Records drawn from a dataset
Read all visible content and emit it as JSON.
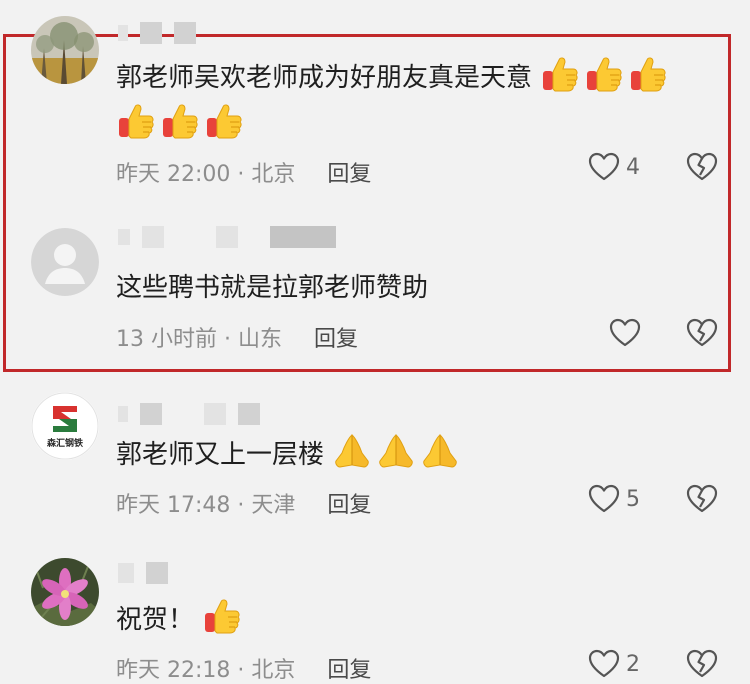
{
  "comments": [
    {
      "text": "郭老师吴欢老师成为好朋友真是天意",
      "emoji": "thumbs-up",
      "emoji_count": 6,
      "time": "昨天 22:00",
      "location": "北京",
      "reply_label": "回复",
      "likes": "4",
      "highlighted": true
    },
    {
      "text": "这些聘书就是拉郭老师赞助",
      "emoji": "",
      "emoji_count": 0,
      "time": "13 小时前",
      "location": "山东",
      "reply_label": "回复",
      "likes": "",
      "highlighted": true
    },
    {
      "text": "郭老师又上一层楼",
      "emoji": "praying-hands",
      "emoji_count": 3,
      "time": "昨天 17:48",
      "location": "天津",
      "reply_label": "回复",
      "likes": "5",
      "highlighted": false
    },
    {
      "text": "祝贺！",
      "emoji": "thumbs-up",
      "emoji_count": 1,
      "time": "昨天 22:18",
      "location": "北京",
      "reply_label": "回复",
      "likes": "2",
      "highlighted": false
    }
  ],
  "avatar_logo_text": "森汇钢铁",
  "separator": " · ",
  "colors": {
    "background": "#f2f2f2",
    "highlight_border": "#c1282a",
    "meta_text": "#8d8d8d",
    "icon_stroke": "#555555"
  }
}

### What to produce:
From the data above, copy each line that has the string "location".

### Response to this task:
      "location": "北京",
      "location": "山东",
      "location": "天津",
      "location": "北京",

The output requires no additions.